Basel: Henricus Petrus, 1557.
Folio: 28.7 x 20 cm. , 670,  pp. Collation: a4, b2, A6, B-C4, D-Z6; Aa-Zz6; AA-II6, KK4, LL6.
Bound in 18th c. mottled calf, spine richly gilt, (upper board stained, discreet repairs to corners, also to head and foot of spine and label.) Blank upper margin of title trimmed off and repaired, not affecting text. Variable spotting as often, heavier to some signatures, but a very good copy. The text is illustrated with 1,500 woodcut illustrations (including some repeats) showing monsters, “savages”, human and animal deformities, plagues, earthquakes, floods, violent meteorological phenomena, comets, eclipses, meteors, the “earliest depiction of a UFO”, and the oft-reproduced double-page image of the ocean filled with whales, sea serpents, and monstrous crustaceans assailing sailors and swimmers. Some of the woodcuts are the work of Hans Rudolf Manuel Deutsch (1525-1571) and David Kandel (1520-1592). Among the events for which there exists hard evidence is the Ensisheim meteorite (depicted on p. 500) that fell on 7 November 1492. The massive (280 lbs.) meteorite is preserved in Ensisheim’s Musée de la Régence.
First edition of the Swiss humanist Conrad Lycosthenes’ “Chronicle of Prodigies and Portents that have occurred beyond the right order, operation, and working of nature, in both the upper and lower regions of the World, from the beginning of the World up to the Present Times”. In 1552 Lycosthenes had supplemented and published an edition of Julius Obsequens’ fourth-century “Book of Prodigies”. Five years later, he published his “Chronicon”, a work of far-greater ambition and scope, in which he documented (with illustrations) and interpreted every marvel from the appearance of the snake in the Garden of Eden to the birth of a microcephalic child born at Basel in 1557. Events from 1496 (the appearance of the Roman monster on the banks of the Tiber) up to the date of publication make up about 20 percent of the book. The description and image of the purported UFO, seen over Arabia in 1479 appear on page 494. Due to his anti-Catholic interpretation of a number of portents (including the “Pope-Ass” and “Monk-Calf”), the “Chronicon” was put on the Index of Prohibited Books in 1559. (See Daston and Park, “Wonders and the Order of Nature”, p. 183 ff.)
Human Prodigies (and Shakespeare’s cannibals):

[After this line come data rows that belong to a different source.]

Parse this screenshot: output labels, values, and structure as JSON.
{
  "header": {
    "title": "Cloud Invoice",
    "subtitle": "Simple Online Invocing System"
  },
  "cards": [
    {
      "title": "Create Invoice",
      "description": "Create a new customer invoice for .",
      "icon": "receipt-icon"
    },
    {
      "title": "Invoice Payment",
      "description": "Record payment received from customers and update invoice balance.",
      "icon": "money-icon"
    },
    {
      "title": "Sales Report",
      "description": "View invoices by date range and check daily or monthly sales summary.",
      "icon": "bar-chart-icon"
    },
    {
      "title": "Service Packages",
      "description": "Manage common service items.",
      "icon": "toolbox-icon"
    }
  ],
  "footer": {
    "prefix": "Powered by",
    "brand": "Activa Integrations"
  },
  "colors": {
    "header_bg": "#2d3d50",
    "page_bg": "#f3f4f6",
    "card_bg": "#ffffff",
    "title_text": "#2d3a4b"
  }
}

In his opening chapter, Lycosthenes describes various types of exotic humans who either lived in distant antiquity or were said to still exist in the 16th century in far-flung corners of the world. These various groups were produced by God after the fall of the Tower of Babel and the resulting “confusion of tongues”. In Africa there are the hirsute, forest-dwelling Cynnamini, the tree-dwelling Ilophagi, and the Spermathophagi, who lived on fruit, all most likely forest-dwelling primates. Africa is also home to the Androgynes (a race of hermaphrodites), the four-eyed Aethiopes, and the beaked, stork-necked Eripeans. In Asia there are horse-hoofed men, cyclopes who eat only the meat of wild beasts, and werewolves.

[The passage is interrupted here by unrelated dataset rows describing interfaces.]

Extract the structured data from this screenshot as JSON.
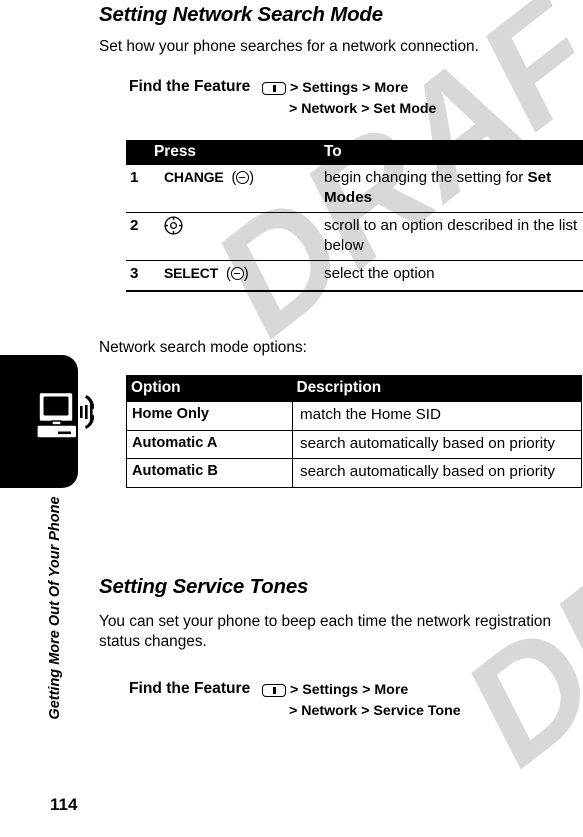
{
  "chapter": {
    "tab_title": "Getting More Out Of Your Phone",
    "page_number": "114",
    "icon": "computer-phone-icon"
  },
  "watermark": {
    "text": "DRAFT"
  },
  "sections": [
    {
      "heading": "Setting Network Search Mode",
      "intro": "Set how your phone searches for a network connection.",
      "find_feature": {
        "label": "Find the Feature",
        "key_icon": "menu-key-icon",
        "line1": "> Settings > More",
        "line2": "> Network > Set Mode",
        "path_items_line1": [
          "Settings",
          "More"
        ],
        "path_items_line2": [
          "Network",
          "Set Mode"
        ]
      }
    },
    {
      "heading": "Setting Service Tones",
      "intro": "You can set your phone to beep each time the network registration status changes.",
      "find_feature": {
        "label": "Find the Feature",
        "key_icon": "menu-key-icon",
        "line1": "> Settings > More",
        "line2": "> Network > Service Tone",
        "path_items_line1": [
          "Settings",
          "More"
        ],
        "path_items_line2": [
          "Network",
          "Service Tone"
        ]
      }
    }
  ],
  "steps_table": {
    "headers": {
      "num": "",
      "press": "Press",
      "to": "To"
    },
    "rows": [
      {
        "num": "1",
        "press_key": "CHANGE",
        "press_glyph": "soft-key-icon",
        "to_text": "begin changing the setting for ",
        "to_bold": "Set Modes"
      },
      {
        "num": "2",
        "press_key": "",
        "press_glyph": "navigation-key-icon",
        "to_text": "scroll to an option described in the list below",
        "to_bold": ""
      },
      {
        "num": "3",
        "press_key": "SELECT",
        "press_glyph": "soft-key-icon",
        "to_text": "select the option",
        "to_bold": ""
      }
    ]
  },
  "options_intro": "Network search mode options:",
  "options_table": {
    "headers": {
      "option": "Option",
      "description": "Description"
    },
    "rows": [
      {
        "option": "Home Only",
        "description": "match the Home SID"
      },
      {
        "option": "Automatic A",
        "description": "search automatically based on priority"
      },
      {
        "option": "Automatic B",
        "description": "search automatically based on priority"
      }
    ]
  }
}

The “Blemmyes”: Lycosthenes also describes and illustrates the two types of cannibals described by Shakespeare’s Othello: “And of the Cannibals that each other eat, / The Anthropophagi and men whose heads / Do grow beneath their shoulders.”(Othello 1.3.139-44) The former are shown chopping up victims with meat cleavers and roasting them on a spit. There are also the single-footed Scipodes, the feathered and mouthless Astomi, six-armed men of India, dog-men, pygmies, and more.

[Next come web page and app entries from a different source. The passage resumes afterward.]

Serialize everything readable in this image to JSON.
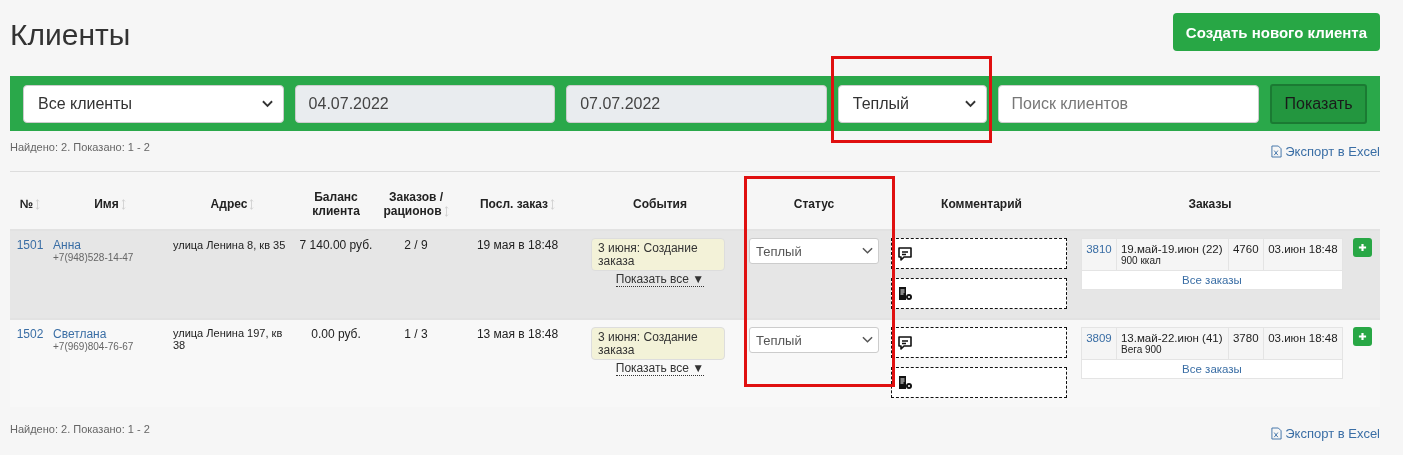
{
  "page": {
    "title": "Клиенты",
    "create_button": "Создать нового клиента"
  },
  "filters": {
    "client_type": "Все клиенты",
    "date_from": "04.07.2022",
    "date_to": "07.07.2022",
    "status": "Теплый",
    "search": {
      "placeholder": "Поиск клиентов"
    },
    "show_button": "Показать"
  },
  "summary_top": "Найдено: 2. Показано: 1 - 2",
  "export_top": "Экспорт в Excel",
  "table": {
    "columns": [
      {
        "label": "№",
        "sortable": true
      },
      {
        "label": "Имя",
        "sortable": true
      },
      {
        "label": "Адрес",
        "sortable": true
      },
      {
        "label": "Баланс клиента",
        "sortable": false
      },
      {
        "label": "Заказов / рационов",
        "sortable": true
      },
      {
        "label": "Посл. заказ",
        "sortable": true
      },
      {
        "label": "События",
        "sortable": false
      },
      {
        "label": "Статус",
        "sortable": false
      },
      {
        "label": "Комментарий",
        "sortable": false
      },
      {
        "label": "Заказы",
        "sortable": false
      }
    ],
    "rows": [
      {
        "highlighted": true,
        "id": "1501",
        "name": "Анна",
        "phone": "+7(948)528-14-47",
        "address": "улица Ленина 8, кв 35",
        "balance": "7 140.00 руб.",
        "orders_rations": "2 / 9",
        "last_order": "19 мая в 18:48",
        "event": "3 июня: Создание заказа",
        "show_all": "Показать все ▼",
        "status": "Теплый",
        "orders": [
          {
            "number": "3810",
            "period": "19.май-19.июн (22)",
            "plan": "900 ккал",
            "sum": "4760",
            "date": "03.июн 18:48"
          }
        ],
        "all_orders": "Все заказы"
      },
      {
        "highlighted": false,
        "id": "1502",
        "name": "Светлана",
        "phone": "+7(969)804-76-67",
        "address": "улица Ленина 197, кв 38",
        "balance": "0.00 руб.",
        "orders_rations": "1 / 3",
        "last_order": "13 мая в 18:48",
        "event": "3 июня: Создание заказа",
        "show_all": "Показать все ▼",
        "status": "Теплый",
        "orders": [
          {
            "number": "3809",
            "period": "13.май-22.июн (41)",
            "plan": "Вега 900",
            "sum": "3780",
            "date": "03.июн 18:48"
          }
        ],
        "all_orders": "Все заказы"
      }
    ]
  },
  "summary_bottom": "Найдено: 2. Показано: 1 - 2",
  "export_bottom": "Экспорт в Excel"
}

Thorndike VI, 489; Adams W-250; Durling, NLM, 2878; Wellcome I, 3917; Zinner, Geschichte und Bibliographie der Astronomischen Literatur 2177; Ackermann I, 565